Recently, a student wrote me an email.
They said they were going to send a comment to this blog with their website url on.
But they refrained from doing so as it would be a plug.
We’re in advertising and you don’t want to do a plug?
Plugging is another name for advertising.
That’s what do: we plug things.
If we’re not ashamed of plugging our client’s goods or services, why would we be ashamed of plugging ourselves?
This is another instance of everybody taking what we do too seriously.
And sucking all the fun out of it.
Alan Parker told me that he and his art director, Paul Windsor, wanted to set up a freelance creative consultancy in London.
But, in those days, New York was the centre of creativity.
And all the New York creatives had exotic names: Italian or Jewish.
And they didn’t think “Parker and Windsor” sounded very exciting by comparison.
In fact it sounded old and stuffy, like Dunn & Co.
So the bought a Jewish cookbook.
And they went through it until they found two names that they thought sounded really creative.
Then they called their creative consultancy “Kreplach & Kneidlach”.

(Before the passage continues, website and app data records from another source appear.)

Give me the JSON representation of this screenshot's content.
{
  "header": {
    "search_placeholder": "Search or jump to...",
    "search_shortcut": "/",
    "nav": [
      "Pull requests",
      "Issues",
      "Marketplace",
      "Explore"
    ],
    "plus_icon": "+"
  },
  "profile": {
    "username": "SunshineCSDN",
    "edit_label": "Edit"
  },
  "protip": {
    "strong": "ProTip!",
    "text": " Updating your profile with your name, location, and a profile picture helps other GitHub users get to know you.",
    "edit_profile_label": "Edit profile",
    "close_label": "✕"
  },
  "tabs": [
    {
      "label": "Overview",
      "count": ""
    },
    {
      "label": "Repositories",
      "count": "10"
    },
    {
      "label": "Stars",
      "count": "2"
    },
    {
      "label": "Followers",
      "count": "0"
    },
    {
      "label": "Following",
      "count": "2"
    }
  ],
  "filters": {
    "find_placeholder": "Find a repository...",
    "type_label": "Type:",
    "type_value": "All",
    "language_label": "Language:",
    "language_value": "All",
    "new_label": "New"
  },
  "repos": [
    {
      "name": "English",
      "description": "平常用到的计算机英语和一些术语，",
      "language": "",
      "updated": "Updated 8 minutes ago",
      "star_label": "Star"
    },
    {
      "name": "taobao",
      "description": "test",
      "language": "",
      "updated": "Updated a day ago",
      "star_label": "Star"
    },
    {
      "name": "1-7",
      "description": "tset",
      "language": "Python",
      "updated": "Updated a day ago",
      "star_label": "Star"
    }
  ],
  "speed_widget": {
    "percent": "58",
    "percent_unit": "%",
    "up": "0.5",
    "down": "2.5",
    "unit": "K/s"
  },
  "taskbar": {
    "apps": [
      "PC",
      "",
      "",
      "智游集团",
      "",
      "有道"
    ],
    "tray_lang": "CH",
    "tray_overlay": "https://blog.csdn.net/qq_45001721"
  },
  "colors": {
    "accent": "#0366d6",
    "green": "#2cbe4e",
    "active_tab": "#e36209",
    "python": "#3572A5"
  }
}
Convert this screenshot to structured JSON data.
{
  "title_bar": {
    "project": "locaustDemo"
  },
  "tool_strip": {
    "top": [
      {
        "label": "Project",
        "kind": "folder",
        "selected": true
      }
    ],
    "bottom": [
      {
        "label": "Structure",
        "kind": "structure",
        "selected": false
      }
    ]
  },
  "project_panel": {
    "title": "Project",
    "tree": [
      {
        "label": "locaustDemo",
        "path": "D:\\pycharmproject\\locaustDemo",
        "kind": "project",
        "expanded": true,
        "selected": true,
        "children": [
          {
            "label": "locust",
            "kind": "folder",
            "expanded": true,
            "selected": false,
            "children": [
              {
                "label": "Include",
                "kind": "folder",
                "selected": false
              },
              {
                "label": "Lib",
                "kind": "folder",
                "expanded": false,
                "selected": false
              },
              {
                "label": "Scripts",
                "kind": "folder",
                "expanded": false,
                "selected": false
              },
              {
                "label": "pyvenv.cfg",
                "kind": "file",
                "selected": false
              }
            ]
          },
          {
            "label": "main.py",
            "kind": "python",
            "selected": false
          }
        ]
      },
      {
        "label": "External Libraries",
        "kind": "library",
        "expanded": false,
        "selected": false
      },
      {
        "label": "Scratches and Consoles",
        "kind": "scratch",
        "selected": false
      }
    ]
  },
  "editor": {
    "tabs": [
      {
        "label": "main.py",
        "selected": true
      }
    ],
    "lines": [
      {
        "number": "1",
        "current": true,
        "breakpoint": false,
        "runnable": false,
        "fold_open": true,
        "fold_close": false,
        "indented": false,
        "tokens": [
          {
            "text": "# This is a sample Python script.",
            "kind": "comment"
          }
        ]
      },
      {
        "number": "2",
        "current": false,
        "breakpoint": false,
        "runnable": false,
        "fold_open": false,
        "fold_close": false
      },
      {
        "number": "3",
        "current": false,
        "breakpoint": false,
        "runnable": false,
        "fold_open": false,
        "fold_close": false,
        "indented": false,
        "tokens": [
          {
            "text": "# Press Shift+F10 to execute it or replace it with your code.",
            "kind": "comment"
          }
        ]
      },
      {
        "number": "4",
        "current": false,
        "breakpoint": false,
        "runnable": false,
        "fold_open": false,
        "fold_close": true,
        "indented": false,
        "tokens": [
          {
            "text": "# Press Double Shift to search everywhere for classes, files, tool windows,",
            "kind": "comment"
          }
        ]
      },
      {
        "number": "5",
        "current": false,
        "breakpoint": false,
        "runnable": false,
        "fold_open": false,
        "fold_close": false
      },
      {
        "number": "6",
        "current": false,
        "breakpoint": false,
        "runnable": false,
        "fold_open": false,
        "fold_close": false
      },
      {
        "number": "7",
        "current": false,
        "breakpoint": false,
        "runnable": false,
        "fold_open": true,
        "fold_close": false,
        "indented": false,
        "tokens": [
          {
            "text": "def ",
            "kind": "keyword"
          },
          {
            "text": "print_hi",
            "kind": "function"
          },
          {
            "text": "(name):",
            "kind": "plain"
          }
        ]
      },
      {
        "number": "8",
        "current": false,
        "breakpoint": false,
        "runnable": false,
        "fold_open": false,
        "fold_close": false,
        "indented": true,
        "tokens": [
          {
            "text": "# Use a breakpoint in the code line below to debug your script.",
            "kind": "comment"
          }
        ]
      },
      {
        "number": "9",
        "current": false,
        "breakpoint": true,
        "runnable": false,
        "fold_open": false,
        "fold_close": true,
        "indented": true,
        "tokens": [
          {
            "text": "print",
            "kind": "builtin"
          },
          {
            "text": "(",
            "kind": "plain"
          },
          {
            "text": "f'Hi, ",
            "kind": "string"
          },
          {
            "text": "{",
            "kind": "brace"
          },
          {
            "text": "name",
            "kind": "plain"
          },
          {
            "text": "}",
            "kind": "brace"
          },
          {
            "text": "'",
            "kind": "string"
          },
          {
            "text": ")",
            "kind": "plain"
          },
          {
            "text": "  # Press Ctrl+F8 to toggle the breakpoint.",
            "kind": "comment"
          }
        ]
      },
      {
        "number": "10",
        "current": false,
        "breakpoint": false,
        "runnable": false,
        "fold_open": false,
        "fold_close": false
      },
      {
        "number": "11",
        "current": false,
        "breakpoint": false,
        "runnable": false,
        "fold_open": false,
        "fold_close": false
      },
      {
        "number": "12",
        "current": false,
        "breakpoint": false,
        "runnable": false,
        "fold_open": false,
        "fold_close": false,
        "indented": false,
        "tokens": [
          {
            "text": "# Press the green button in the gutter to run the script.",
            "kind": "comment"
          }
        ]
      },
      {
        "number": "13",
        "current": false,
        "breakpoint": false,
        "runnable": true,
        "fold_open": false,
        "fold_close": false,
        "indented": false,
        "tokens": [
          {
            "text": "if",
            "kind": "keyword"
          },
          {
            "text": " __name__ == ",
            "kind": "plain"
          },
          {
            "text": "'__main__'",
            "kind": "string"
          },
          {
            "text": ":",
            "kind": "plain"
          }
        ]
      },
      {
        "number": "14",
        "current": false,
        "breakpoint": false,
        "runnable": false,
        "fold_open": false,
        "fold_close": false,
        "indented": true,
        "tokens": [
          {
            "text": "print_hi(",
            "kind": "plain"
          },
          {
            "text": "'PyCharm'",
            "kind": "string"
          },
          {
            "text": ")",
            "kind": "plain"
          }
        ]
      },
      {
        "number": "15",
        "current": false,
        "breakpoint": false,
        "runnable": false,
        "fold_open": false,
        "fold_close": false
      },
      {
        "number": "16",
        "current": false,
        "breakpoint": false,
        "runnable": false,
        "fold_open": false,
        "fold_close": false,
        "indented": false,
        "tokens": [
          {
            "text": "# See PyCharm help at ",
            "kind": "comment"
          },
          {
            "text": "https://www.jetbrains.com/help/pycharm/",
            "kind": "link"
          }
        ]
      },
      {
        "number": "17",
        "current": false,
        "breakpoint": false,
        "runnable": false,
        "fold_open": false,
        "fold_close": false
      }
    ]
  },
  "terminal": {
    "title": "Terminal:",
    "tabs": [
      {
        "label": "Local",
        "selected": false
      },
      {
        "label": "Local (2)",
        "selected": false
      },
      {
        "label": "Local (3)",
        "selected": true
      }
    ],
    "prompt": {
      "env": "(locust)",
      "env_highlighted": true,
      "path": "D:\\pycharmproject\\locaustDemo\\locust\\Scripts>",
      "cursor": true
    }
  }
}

They got lots of work.
They didn’t spend ages worrying, and finding reasons not to do it.
It was fun.
When World War Two was drawing to a close, Churchill, Stalin, and Roosevelt all met to decide the fate of the post-war world
After Stalin had gone to bed, Churchill was drinking with Roosevelt.
Roosevelt pondered, “I wonder how history will treat us.”
Churchill said, “History will treat us kindly, because I will write it.”
And Churchill’s “History Of The English Speaking Peoples” has become the definitive work on that period.
He didn’t worry about whether it was just a plug.
Of course it was a plug.
That was the point.
Churchill was a journalist long before he was a politician.
That’s why he has all the best lines.
David Bailey once told me a story about when he was a teenager.
He said he was coming down the stairs in his parent’s house and caught sight of himself in the mirror.
Frowning, he looked himself up and down and considered his reflection.
Eventually he said, “Well son, looks like it’s all down to dialogue.”
And he was right, it was.
That’s what we do.
This isn’t religion, or the legal profession, or the civil service.
This is ads.
If we have fun what we do will be fun.
If what we do is fun the punters will notice it and remember it.
If the punters do that, it’s got more chance of working.
This is advertising.
It’s not a place for shy people.